BEGIN Information

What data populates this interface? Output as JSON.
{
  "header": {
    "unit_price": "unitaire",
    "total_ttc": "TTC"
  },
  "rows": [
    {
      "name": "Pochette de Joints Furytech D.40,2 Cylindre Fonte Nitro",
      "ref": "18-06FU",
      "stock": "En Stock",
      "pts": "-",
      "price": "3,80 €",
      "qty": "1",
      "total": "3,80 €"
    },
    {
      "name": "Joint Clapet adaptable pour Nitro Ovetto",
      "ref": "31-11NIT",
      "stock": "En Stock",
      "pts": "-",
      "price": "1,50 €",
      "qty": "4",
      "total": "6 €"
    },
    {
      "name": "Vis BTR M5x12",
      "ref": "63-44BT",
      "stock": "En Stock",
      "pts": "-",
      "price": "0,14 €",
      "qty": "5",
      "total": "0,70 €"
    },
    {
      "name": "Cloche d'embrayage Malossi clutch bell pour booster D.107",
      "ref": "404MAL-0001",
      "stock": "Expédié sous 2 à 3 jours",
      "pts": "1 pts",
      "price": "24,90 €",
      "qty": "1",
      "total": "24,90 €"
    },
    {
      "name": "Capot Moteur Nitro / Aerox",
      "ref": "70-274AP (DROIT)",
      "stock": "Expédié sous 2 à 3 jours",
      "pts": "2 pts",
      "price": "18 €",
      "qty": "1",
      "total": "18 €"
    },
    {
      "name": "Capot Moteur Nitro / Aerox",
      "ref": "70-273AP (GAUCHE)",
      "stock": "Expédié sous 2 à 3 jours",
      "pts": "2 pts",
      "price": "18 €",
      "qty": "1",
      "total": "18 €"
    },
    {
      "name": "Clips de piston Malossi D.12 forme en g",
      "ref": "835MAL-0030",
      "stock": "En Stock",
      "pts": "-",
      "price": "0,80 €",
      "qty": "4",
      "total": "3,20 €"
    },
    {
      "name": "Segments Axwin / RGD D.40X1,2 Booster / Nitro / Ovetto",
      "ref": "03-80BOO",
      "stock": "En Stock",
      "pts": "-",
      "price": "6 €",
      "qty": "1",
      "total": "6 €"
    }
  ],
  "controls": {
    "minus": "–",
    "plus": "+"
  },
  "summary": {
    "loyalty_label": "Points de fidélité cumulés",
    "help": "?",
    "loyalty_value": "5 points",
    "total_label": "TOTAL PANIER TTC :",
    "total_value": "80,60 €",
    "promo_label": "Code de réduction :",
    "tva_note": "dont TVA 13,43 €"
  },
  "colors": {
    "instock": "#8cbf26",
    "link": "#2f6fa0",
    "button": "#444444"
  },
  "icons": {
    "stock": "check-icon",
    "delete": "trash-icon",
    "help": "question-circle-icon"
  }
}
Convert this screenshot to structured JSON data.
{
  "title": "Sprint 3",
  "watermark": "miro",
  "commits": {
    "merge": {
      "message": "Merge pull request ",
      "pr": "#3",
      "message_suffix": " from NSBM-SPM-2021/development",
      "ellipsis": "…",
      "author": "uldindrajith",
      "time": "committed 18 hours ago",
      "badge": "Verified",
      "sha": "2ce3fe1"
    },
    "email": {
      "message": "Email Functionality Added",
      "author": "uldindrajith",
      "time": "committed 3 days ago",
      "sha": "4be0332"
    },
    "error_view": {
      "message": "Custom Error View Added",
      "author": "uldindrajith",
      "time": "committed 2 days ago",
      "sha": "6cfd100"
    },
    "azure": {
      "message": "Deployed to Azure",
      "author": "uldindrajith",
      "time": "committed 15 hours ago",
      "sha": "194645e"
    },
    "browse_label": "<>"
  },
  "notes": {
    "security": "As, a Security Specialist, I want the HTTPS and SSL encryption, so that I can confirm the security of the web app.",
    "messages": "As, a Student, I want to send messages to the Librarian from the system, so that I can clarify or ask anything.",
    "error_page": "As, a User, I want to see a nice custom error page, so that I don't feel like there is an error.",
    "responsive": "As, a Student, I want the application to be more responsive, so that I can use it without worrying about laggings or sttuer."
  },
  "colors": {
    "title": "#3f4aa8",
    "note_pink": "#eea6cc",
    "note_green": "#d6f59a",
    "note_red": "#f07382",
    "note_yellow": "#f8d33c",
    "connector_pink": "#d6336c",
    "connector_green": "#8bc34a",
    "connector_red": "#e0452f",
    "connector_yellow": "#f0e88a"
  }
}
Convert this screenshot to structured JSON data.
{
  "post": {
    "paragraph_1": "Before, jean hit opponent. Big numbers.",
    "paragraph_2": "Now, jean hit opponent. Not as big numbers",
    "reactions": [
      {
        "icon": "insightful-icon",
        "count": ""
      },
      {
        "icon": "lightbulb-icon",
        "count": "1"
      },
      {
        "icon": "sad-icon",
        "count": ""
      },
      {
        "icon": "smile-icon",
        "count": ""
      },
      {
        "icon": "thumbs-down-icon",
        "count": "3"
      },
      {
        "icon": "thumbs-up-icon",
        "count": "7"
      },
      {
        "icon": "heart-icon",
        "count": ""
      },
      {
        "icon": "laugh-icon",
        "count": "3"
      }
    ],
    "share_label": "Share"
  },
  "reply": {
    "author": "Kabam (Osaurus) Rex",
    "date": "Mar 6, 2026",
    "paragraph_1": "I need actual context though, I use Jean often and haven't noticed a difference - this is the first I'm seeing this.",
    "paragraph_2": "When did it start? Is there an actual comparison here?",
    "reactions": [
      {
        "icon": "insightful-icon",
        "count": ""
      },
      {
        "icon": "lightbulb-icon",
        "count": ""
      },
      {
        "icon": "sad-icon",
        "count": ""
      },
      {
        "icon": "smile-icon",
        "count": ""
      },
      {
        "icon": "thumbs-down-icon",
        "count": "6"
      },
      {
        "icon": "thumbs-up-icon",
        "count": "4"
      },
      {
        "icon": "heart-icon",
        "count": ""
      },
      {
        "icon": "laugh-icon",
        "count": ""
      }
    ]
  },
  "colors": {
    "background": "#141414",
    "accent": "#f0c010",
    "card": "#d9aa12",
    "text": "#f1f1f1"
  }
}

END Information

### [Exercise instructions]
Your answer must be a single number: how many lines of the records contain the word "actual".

### [Output]
2